**Work to complete**
Where the string "icon" occurs in a line of the entries below, copy that line.

**Information**
---*---
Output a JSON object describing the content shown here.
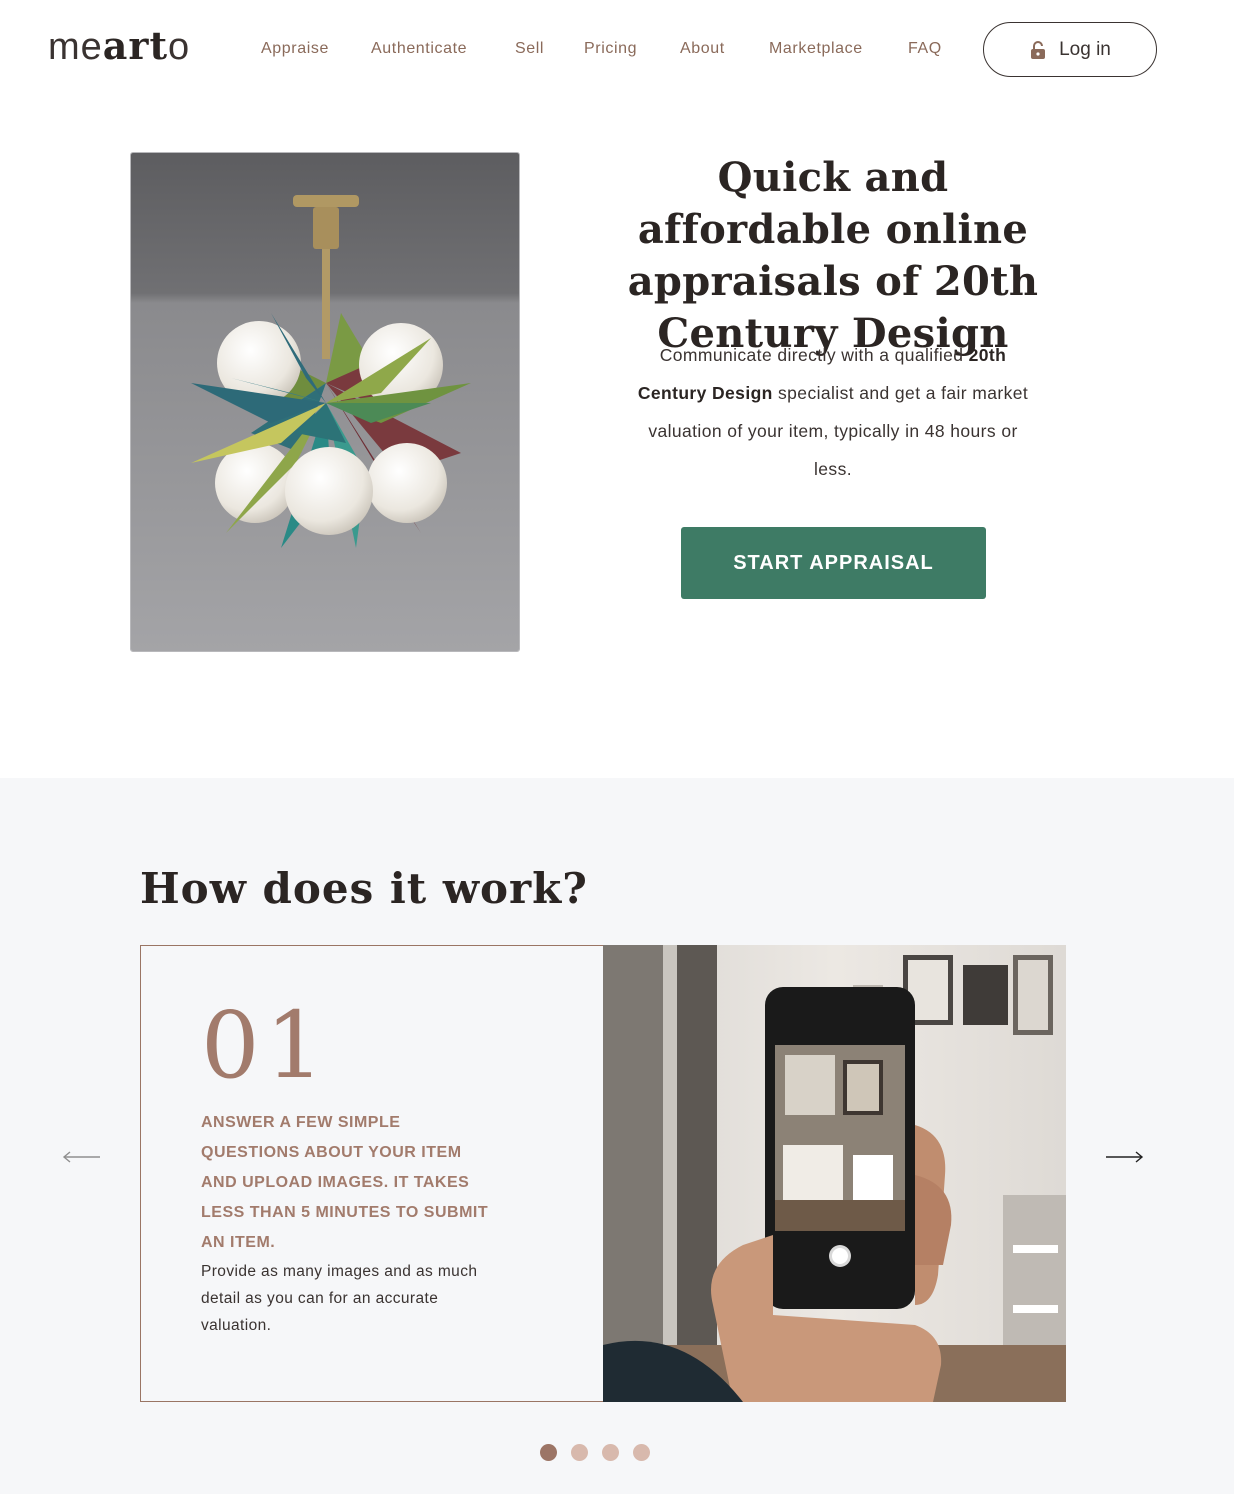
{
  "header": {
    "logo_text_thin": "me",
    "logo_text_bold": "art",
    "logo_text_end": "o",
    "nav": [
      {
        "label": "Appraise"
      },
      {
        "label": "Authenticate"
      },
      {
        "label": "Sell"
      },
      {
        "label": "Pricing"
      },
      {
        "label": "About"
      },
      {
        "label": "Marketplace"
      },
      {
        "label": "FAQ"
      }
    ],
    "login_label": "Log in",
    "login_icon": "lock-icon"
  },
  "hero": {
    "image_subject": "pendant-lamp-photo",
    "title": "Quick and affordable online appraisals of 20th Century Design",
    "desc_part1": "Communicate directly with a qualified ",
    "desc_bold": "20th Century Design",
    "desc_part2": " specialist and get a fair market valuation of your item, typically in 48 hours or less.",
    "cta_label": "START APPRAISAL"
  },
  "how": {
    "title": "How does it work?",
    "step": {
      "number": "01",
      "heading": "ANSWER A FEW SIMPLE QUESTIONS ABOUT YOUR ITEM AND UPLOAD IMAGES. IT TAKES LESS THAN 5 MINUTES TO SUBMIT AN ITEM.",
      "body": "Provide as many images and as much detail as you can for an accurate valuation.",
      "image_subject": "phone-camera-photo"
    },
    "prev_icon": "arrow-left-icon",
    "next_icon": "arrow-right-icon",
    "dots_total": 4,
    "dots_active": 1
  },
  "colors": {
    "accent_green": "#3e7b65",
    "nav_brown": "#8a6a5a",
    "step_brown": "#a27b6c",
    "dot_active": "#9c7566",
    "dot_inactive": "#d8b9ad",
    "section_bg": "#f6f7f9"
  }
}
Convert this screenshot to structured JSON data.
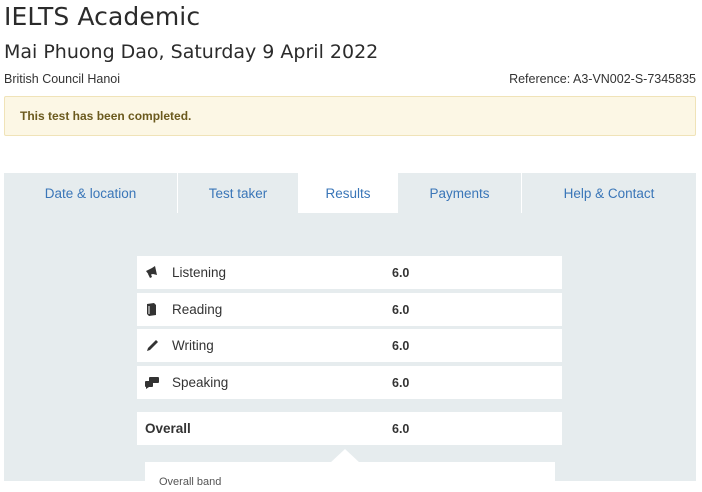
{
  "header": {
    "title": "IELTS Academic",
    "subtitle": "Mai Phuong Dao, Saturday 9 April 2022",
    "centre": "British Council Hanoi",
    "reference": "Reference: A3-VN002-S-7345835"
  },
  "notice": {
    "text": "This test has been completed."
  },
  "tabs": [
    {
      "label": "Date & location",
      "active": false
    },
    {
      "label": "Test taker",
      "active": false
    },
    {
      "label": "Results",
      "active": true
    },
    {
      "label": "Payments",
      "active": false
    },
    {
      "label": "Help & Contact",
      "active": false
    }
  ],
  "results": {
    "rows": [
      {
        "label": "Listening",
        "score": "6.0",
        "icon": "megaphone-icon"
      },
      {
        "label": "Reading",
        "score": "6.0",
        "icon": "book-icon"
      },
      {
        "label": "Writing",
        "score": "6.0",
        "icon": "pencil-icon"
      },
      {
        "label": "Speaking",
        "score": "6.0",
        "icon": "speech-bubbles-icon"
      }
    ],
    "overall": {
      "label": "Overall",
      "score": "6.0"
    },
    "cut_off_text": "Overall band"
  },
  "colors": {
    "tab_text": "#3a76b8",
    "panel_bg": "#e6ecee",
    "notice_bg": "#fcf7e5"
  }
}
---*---
**Solution**
    "login_icon": "lock-icon"
    "prev_icon": "arrow-left-icon",
    "next_icon": "arrow-right-icon",
        "icon": "megaphone-icon"
        "icon": "book-icon"
        "icon": "pencil-icon"
        "icon": "speech-bubbles-icon"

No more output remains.